━━ EXERCISE DATA ━━

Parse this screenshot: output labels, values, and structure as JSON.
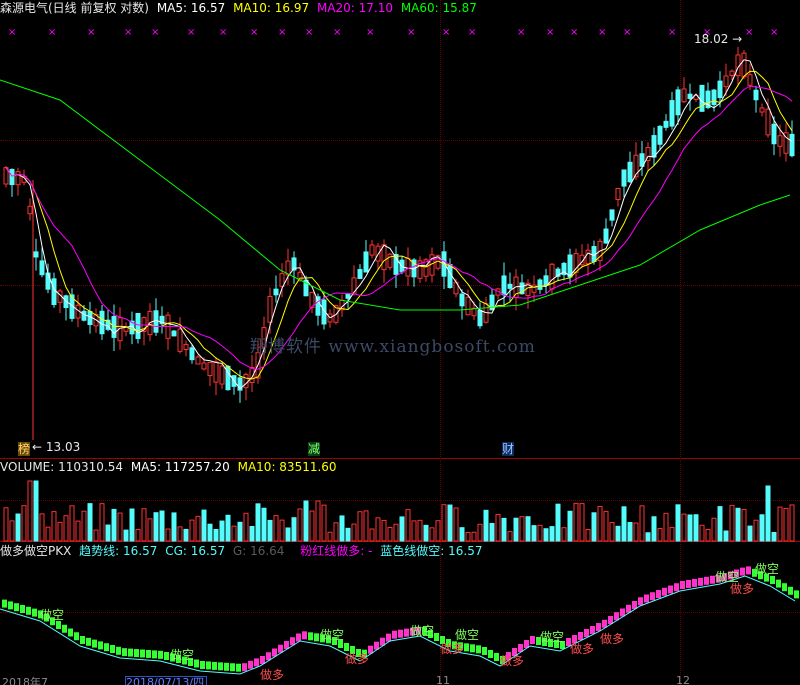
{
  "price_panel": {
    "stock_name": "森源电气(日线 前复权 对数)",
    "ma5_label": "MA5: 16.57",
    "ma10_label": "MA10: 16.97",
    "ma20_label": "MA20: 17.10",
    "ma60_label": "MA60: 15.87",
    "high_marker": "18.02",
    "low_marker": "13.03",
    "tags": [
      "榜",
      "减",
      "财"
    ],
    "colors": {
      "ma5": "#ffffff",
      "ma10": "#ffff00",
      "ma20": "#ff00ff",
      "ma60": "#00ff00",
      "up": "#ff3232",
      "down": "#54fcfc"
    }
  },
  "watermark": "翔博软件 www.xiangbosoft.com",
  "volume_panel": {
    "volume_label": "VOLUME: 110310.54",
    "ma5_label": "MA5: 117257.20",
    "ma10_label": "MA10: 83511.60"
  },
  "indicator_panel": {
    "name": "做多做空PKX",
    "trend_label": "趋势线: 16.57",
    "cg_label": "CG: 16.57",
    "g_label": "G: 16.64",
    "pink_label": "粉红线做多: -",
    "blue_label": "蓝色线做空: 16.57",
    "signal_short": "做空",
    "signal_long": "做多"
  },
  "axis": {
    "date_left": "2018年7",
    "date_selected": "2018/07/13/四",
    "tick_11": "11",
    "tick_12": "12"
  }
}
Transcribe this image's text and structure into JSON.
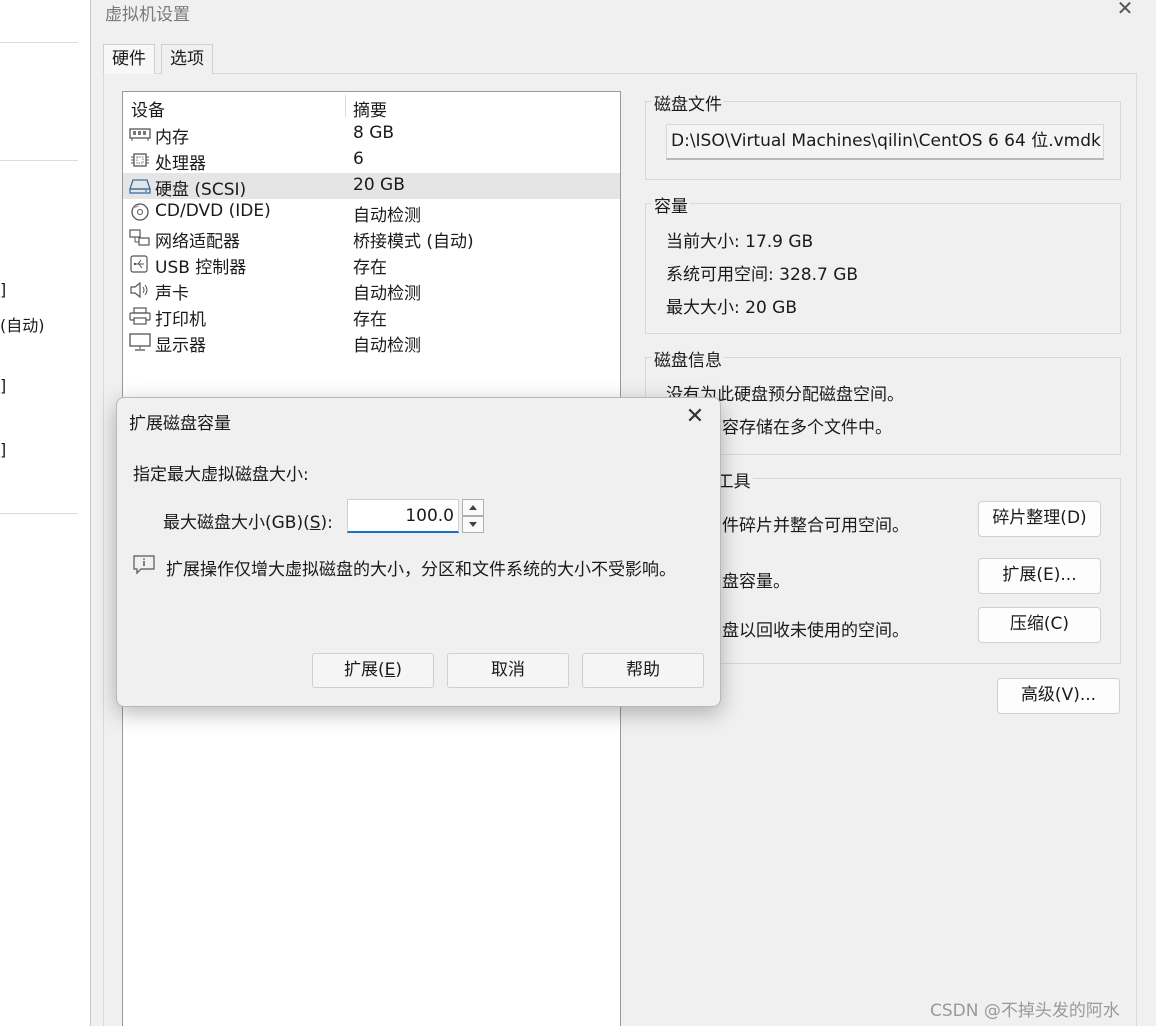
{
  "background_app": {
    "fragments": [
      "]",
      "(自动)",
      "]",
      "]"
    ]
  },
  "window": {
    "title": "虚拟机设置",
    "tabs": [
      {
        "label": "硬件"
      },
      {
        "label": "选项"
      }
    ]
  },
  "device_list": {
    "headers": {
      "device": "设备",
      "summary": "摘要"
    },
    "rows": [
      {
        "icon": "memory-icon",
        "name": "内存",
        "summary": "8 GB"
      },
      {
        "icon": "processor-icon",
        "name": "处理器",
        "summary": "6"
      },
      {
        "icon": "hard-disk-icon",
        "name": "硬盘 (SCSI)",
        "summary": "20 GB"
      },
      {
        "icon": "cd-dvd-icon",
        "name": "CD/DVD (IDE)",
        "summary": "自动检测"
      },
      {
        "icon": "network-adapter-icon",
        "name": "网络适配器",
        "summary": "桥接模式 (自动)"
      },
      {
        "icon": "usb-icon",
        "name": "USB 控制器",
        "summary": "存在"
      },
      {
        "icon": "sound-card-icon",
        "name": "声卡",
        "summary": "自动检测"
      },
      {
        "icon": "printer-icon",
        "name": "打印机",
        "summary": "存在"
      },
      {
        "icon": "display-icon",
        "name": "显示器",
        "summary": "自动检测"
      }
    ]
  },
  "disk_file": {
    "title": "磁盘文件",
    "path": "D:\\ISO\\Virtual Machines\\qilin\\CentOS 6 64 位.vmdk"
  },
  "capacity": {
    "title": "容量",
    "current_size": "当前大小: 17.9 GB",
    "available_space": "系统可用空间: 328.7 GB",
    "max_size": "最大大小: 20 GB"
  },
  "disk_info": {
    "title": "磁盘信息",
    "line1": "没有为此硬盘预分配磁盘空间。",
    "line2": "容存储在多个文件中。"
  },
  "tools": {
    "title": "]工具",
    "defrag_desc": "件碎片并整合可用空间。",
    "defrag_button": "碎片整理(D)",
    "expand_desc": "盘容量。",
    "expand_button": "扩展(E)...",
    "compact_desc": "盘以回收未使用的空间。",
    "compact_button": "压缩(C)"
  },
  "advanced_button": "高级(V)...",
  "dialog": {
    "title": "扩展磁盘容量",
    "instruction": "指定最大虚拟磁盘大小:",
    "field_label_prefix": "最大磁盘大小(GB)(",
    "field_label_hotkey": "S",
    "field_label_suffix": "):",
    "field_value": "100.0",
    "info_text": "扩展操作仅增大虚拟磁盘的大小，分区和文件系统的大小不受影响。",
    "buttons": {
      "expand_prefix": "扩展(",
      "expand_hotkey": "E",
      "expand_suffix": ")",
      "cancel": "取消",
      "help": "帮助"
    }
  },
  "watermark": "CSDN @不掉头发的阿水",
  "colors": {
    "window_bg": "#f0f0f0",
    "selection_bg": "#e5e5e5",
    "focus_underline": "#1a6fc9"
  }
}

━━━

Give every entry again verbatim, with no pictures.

▶ [SOLUTION TO THIS TASK]:
Parse this screenshot: output labels, values, and structure as JSON.
{
  "price_panel": {
    "stock_name": "森源电气(日线 前复权 对数)",
    "ma5_label": "MA5: 16.57",
    "ma10_label": "MA10: 16.97",
    "ma20_label": "MA20: 17.10",
    "ma60_label": "MA60: 15.87",
    "high_marker": "18.02",
    "low_marker": "13.03",
    "tags": [
      "榜",
      "减",
      "财"
    ],
    "colors": {
      "ma5": "#ffffff",
      "ma10": "#ffff00",
      "ma20": "#ff00ff",
      "ma60": "#00ff00",
      "up": "#ff3232",
      "down": "#54fcfc"
    }
  },
  "watermark": "翔博软件 www.xiangbosoft.com",
  "volume_panel": {
    "volume_label": "VOLUME: 110310.54",
    "ma5_label": "MA5: 117257.20",
    "ma10_label": "MA10: 83511.60"
  },
  "indicator_panel": {
    "name": "做多做空PKX",
    "trend_label": "趋势线: 16.57",
    "cg_label": "CG: 16.57",
    "g_label": "G: 16.64",
    "pink_label": "粉红线做多: -",
    "blue_label": "蓝色线做空: 16.57",
    "signal_short": "做空",
    "signal_long": "做多"
  },
  "axis": {
    "date_left": "2018年7",
    "date_selected": "2018/07/13/四",
    "tick_11": "11",
    "tick_12": "12"
  }
}
Transcribe this image's text and structure into JSON.
{
  "background_app": {
    "fragments": [
      "]",
      "(自动)",
      "]",
      "]"
    ]
  },
  "window": {
    "title": "虚拟机设置",
    "tabs": [
      {
        "label": "硬件"
      },
      {
        "label": "选项"
      }
    ]
  },
  "device_list": {
    "headers": {
      "device": "设备",
      "summary": "摘要"
    },
    "rows": [
      {
        "icon": "memory-icon",
        "name": "内存",
        "summary": "8 GB"
      },
      {
        "icon": "processor-icon",
        "name": "处理器",
        "summary": "6"
      },
      {
        "icon": "hard-disk-icon",
        "name": "硬盘 (SCSI)",
        "summary": "20 GB"
      },
      {
        "icon": "cd-dvd-icon",
        "name": "CD/DVD (IDE)",
        "summary": "自动检测"
      },
      {
        "icon": "network-adapter-icon",
        "name": "网络适配器",
        "summary": "桥接模式 (自动)"
      },
      {
        "icon": "usb-icon",
        "name": "USB 控制器",
        "summary": "存在"
      },
      {
        "icon": "sound-card-icon",
        "name": "声卡",
        "summary": "自动检测"
      },
      {
        "icon": "printer-icon",
        "name": "打印机",
        "summary": "存在"
      },
      {
        "icon": "display-icon",
        "name": "显示器",
        "summary": "自动检测"
      }
    ]
  },
  "disk_file": {
    "title": "磁盘文件",
    "path": "D:\\ISO\\Virtual Machines\\qilin\\CentOS 6 64 位.vmdk"
  },
  "capacity": {
    "title": "容量",
    "current_size": "当前大小: 17.9 GB",
    "available_space": "系统可用空间: 328.7 GB",
    "max_size": "最大大小: 20 GB"
  },
  "disk_info": {
    "title": "磁盘信息",
    "line1": "没有为此硬盘预分配磁盘空间。",
    "line2": "容存储在多个文件中。"
  },
  "tools": {
    "title": "]工具",
    "defrag_desc": "件碎片并整合可用空间。",
    "defrag_button": "碎片整理(D)",
    "expand_desc": "盘容量。",
    "expand_button": "扩展(E)...",
    "compact_desc": "盘以回收未使用的空间。",
    "compact_button": "压缩(C)"
  },
  "advanced_button": "高级(V)...",
  "dialog": {
    "title": "扩展磁盘容量",
    "instruction": "指定最大虚拟磁盘大小:",
    "field_label_prefix": "最大磁盘大小(GB)(",
    "field_label_hotkey": "S",
    "field_label_suffix": "):",
    "field_value": "100.0",
    "info_text": "扩展操作仅增大虚拟磁盘的大小，分区和文件系统的大小不受影响。",
    "buttons": {
      "expand_prefix": "扩展(",
      "expand_hotkey": "E",
      "expand_suffix": ")",
      "cancel": "取消",
      "help": "帮助"
    }
  },
  "watermark": "CSDN @不掉头发的阿水",
  "colors": {
    "window_bg": "#f0f0f0",
    "selection_bg": "#e5e5e5",
    "focus_underline": "#1a6fc9"
  }
}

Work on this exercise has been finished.